Component data from apps and pages
<<<<
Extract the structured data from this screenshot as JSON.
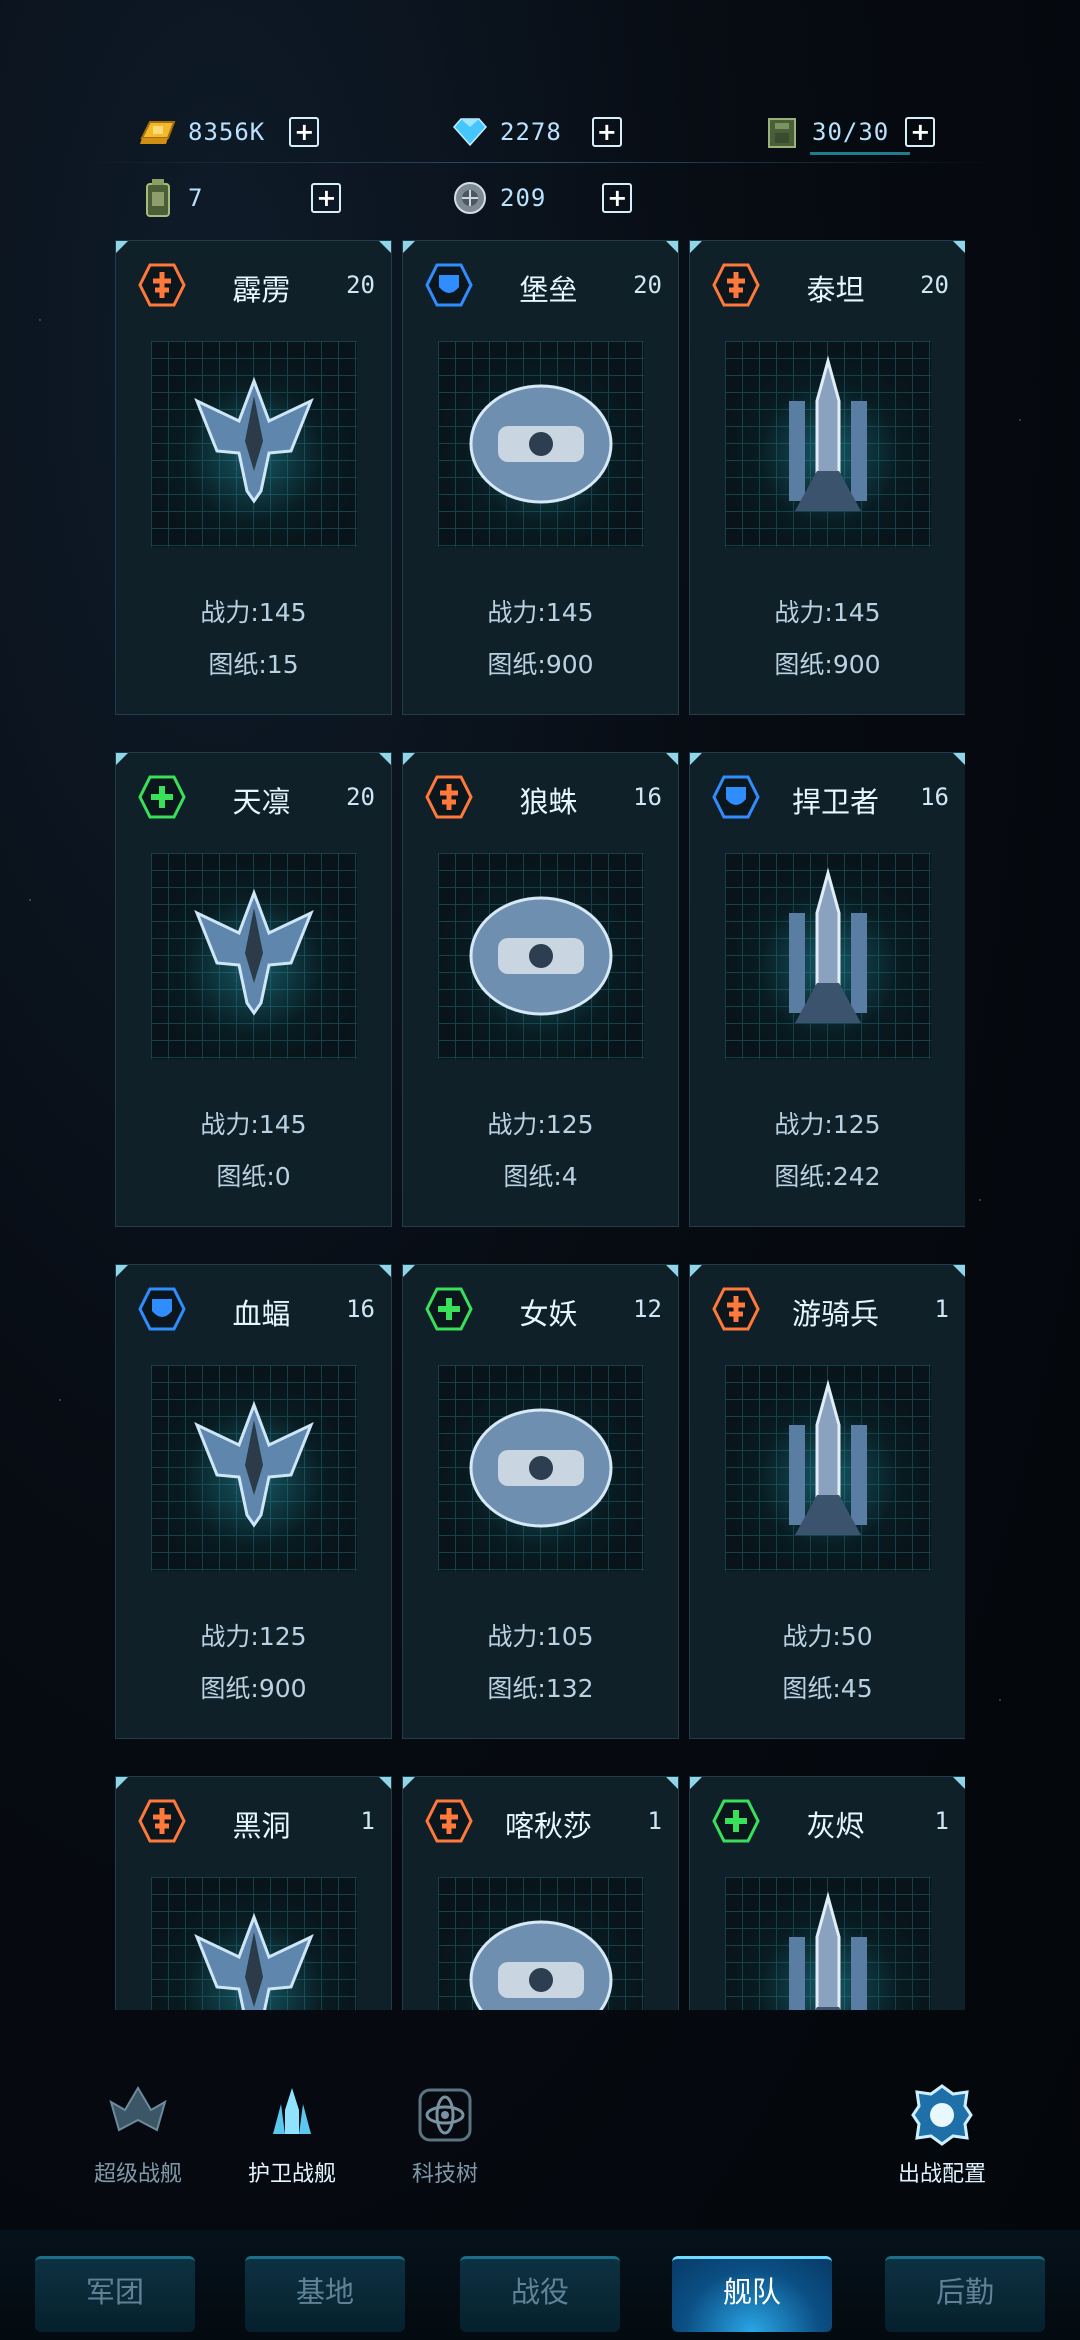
{
  "resources": {
    "gold": {
      "icon": "gold-bars-icon",
      "value": "8356K"
    },
    "diamond": {
      "icon": "diamond-icon",
      "value": "2278"
    },
    "capacity": {
      "icon": "cargo-crate-icon",
      "value": "30/30"
    },
    "fuel": {
      "icon": "fuel-canister-icon",
      "value": "7"
    },
    "alloy": {
      "icon": "alloy-disc-icon",
      "value": "209"
    }
  },
  "ships": [
    {
      "name": "霹雳",
      "level": "20",
      "type": "attack",
      "power": "战力:145",
      "blueprint": "图纸:15"
    },
    {
      "name": "堡垒",
      "level": "20",
      "type": "defense",
      "power": "战力:145",
      "blueprint": "图纸:900"
    },
    {
      "name": "泰坦",
      "level": "20",
      "type": "attack",
      "power": "战力:145",
      "blueprint": "图纸:900"
    },
    {
      "name": "天凛",
      "level": "20",
      "type": "support",
      "power": "战力:145",
      "blueprint": "图纸:0"
    },
    {
      "name": "狼蛛",
      "level": "16",
      "type": "attack",
      "power": "战力:125",
      "blueprint": "图纸:4"
    },
    {
      "name": "捍卫者",
      "level": "16",
      "type": "defense",
      "power": "战力:125",
      "blueprint": "图纸:242"
    },
    {
      "name": "血蝠",
      "level": "16",
      "type": "defense",
      "power": "战力:125",
      "blueprint": "图纸:900"
    },
    {
      "name": "女妖",
      "level": "12",
      "type": "support",
      "power": "战力:105",
      "blueprint": "图纸:132"
    },
    {
      "name": "游骑兵",
      "level": "1",
      "type": "attack",
      "power": "战力:50",
      "blueprint": "图纸:45"
    },
    {
      "name": "黑洞",
      "level": "1",
      "type": "attack",
      "power": "",
      "blueprint": ""
    },
    {
      "name": "喀秋莎",
      "level": "1",
      "type": "attack",
      "power": "",
      "blueprint": ""
    },
    {
      "name": "灰烬",
      "level": "1",
      "type": "support",
      "power": "",
      "blueprint": ""
    }
  ],
  "colors": {
    "attack": "#ff7a3a",
    "defense": "#2f8dff",
    "support": "#39e05a"
  },
  "subtabs": [
    {
      "label": "超级战舰",
      "icon": "super-warship-icon"
    },
    {
      "label": "护卫战舰",
      "icon": "escort-warship-icon",
      "active": true
    },
    {
      "label": "科技树",
      "icon": "tech-tree-icon"
    },
    {
      "label": "出战配置",
      "icon": "battle-config-icon"
    }
  ],
  "nav": [
    {
      "label": "军团"
    },
    {
      "label": "基地"
    },
    {
      "label": "战役"
    },
    {
      "label": "舰队",
      "active": true
    },
    {
      "label": "后勤"
    }
  ]
}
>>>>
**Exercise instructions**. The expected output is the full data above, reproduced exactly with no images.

**Response to this task**.
Extract the structured data from this screenshot as JSON.
{
  "resources": {
    "gold": {
      "icon": "gold-bars-icon",
      "value": "8356K"
    },
    "diamond": {
      "icon": "diamond-icon",
      "value": "2278"
    },
    "capacity": {
      "icon": "cargo-crate-icon",
      "value": "30/30"
    },
    "fuel": {
      "icon": "fuel-canister-icon",
      "value": "7"
    },
    "alloy": {
      "icon": "alloy-disc-icon",
      "value": "209"
    }
  },
  "ships": [
    {
      "name": "霹雳",
      "level": "20",
      "type": "attack",
      "power": "战力:145",
      "blueprint": "图纸:15"
    },
    {
      "name": "堡垒",
      "level": "20",
      "type": "defense",
      "power": "战力:145",
      "blueprint": "图纸:900"
    },
    {
      "name": "泰坦",
      "level": "20",
      "type": "attack",
      "power": "战力:145",
      "blueprint": "图纸:900"
    },
    {
      "name": "天凛",
      "level": "20",
      "type": "support",
      "power": "战力:145",
      "blueprint": "图纸:0"
    },
    {
      "name": "狼蛛",
      "level": "16",
      "type": "attack",
      "power": "战力:125",
      "blueprint": "图纸:4"
    },
    {
      "name": "捍卫者",
      "level": "16",
      "type": "defense",
      "power": "战力:125",
      "blueprint": "图纸:242"
    },
    {
      "name": "血蝠",
      "level": "16",
      "type": "defense",
      "power": "战力:125",
      "blueprint": "图纸:900"
    },
    {
      "name": "女妖",
      "level": "12",
      "type": "support",
      "power": "战力:105",
      "blueprint": "图纸:132"
    },
    {
      "name": "游骑兵",
      "level": "1",
      "type": "attack",
      "power": "战力:50",
      "blueprint": "图纸:45"
    },
    {
      "name": "黑洞",
      "level": "1",
      "type": "attack",
      "power": "",
      "blueprint": ""
    },
    {
      "name": "喀秋莎",
      "level": "1",
      "type": "attack",
      "power": "",
      "blueprint": ""
    },
    {
      "name": "灰烬",
      "level": "1",
      "type": "support",
      "power": "",
      "blueprint": ""
    }
  ],
  "colors": {
    "attack": "#ff7a3a",
    "defense": "#2f8dff",
    "support": "#39e05a"
  },
  "subtabs": [
    {
      "label": "超级战舰",
      "icon": "super-warship-icon"
    },
    {
      "label": "护卫战舰",
      "icon": "escort-warship-icon",
      "active": true
    },
    {
      "label": "科技树",
      "icon": "tech-tree-icon"
    },
    {
      "label": "出战配置",
      "icon": "battle-config-icon"
    }
  ],
  "nav": [
    {
      "label": "军团"
    },
    {
      "label": "基地"
    },
    {
      "label": "战役"
    },
    {
      "label": "舰队",
      "active": true
    },
    {
      "label": "后勤"
    }
  ]
}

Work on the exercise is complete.